** WORKING DATA follows **

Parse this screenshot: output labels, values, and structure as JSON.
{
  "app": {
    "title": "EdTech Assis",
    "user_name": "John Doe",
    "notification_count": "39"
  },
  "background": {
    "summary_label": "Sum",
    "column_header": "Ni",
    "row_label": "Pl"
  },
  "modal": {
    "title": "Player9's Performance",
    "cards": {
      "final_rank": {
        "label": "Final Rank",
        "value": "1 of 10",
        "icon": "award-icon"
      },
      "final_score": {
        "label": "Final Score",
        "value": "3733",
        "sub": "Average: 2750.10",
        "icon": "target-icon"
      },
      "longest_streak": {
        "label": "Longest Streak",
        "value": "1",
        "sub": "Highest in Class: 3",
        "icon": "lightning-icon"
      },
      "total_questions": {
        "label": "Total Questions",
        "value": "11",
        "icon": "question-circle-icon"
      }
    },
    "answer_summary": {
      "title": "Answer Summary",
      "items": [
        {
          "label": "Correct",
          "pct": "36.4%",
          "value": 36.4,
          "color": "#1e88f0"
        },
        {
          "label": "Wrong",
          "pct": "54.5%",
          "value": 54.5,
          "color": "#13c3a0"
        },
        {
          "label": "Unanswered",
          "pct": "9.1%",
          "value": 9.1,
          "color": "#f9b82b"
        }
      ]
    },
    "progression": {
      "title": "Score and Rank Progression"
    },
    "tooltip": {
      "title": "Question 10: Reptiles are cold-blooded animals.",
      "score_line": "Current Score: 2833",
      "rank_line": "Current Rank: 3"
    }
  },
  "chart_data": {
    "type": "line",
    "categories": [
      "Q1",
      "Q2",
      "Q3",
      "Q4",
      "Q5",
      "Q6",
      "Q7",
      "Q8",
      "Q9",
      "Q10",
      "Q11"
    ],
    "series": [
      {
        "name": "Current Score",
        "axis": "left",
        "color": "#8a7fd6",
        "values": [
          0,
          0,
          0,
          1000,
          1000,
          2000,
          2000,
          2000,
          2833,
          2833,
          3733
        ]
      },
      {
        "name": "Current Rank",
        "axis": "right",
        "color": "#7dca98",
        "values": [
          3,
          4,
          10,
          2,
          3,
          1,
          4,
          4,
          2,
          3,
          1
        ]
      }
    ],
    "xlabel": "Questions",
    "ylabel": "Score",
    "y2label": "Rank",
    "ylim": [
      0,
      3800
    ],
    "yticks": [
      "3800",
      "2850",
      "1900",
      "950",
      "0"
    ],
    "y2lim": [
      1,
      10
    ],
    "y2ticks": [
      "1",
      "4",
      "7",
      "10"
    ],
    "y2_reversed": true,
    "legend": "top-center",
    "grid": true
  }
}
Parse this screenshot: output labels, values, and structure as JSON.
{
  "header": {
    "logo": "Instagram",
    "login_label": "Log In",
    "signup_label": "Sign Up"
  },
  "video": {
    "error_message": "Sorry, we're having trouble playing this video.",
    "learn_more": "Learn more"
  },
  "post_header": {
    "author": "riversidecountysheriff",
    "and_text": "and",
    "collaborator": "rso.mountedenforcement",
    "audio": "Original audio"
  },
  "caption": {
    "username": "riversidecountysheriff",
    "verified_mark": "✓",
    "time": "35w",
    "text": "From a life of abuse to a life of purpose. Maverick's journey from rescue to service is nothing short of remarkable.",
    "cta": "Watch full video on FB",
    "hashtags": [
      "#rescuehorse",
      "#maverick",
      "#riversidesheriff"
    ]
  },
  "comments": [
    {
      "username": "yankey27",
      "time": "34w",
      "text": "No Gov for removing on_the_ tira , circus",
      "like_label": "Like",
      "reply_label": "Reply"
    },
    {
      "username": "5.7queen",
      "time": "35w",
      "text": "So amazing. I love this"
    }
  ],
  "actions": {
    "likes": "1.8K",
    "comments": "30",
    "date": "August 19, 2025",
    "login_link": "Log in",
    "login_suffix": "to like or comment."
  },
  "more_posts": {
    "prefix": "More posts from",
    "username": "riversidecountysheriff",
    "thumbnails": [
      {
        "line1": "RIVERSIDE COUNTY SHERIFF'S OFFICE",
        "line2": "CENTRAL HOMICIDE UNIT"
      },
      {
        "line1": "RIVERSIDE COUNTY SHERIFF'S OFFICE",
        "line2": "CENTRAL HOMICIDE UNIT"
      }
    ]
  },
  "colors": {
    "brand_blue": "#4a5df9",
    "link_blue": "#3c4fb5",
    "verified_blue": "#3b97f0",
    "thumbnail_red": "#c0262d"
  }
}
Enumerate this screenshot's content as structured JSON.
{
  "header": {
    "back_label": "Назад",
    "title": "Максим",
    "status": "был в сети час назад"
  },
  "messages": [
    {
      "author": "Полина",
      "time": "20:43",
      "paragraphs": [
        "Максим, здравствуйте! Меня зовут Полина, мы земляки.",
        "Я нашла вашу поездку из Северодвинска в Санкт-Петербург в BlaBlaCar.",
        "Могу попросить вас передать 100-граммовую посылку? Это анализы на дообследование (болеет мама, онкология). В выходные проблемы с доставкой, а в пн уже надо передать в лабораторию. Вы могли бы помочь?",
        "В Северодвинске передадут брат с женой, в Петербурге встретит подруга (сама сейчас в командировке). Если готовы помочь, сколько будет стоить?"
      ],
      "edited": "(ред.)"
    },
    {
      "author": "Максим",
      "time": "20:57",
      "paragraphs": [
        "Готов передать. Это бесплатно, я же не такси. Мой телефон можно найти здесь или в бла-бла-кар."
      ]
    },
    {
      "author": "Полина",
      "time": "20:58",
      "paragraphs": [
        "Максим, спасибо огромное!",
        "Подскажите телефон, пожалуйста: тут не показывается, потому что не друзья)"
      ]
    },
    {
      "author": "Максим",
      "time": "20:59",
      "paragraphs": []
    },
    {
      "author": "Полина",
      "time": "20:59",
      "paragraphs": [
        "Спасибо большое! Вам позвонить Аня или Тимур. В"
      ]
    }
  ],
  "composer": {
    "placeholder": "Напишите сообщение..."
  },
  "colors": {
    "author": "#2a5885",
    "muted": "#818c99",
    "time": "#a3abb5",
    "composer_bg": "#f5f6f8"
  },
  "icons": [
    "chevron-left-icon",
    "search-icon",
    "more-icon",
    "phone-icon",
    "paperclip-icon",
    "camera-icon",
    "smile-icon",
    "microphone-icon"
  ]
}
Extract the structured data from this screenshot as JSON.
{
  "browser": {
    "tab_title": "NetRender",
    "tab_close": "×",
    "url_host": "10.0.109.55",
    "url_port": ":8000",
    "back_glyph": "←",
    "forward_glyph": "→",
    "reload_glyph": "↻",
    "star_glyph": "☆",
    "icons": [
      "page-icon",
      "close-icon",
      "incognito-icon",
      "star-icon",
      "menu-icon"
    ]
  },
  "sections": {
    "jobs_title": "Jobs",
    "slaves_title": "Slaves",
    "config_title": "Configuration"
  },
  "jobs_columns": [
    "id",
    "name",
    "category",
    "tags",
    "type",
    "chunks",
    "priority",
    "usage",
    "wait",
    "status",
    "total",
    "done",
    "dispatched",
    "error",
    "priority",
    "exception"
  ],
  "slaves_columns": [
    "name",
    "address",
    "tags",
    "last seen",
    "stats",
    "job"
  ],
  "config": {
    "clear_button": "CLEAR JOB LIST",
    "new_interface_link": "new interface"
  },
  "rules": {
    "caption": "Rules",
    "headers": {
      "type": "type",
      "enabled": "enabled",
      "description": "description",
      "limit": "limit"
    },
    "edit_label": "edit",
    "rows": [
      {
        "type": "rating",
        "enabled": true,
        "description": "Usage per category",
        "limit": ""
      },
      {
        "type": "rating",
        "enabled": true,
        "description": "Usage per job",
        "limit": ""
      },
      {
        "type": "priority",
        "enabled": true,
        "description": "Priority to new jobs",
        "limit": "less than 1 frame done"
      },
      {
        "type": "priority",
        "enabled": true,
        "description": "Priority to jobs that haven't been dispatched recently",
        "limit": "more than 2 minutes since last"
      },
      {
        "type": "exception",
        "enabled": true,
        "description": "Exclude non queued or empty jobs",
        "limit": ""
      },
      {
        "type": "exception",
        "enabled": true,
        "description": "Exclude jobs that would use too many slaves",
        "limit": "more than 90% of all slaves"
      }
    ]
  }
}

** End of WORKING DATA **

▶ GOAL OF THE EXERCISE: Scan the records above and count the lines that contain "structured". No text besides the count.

▶ RESULT OF THIS TASK: 2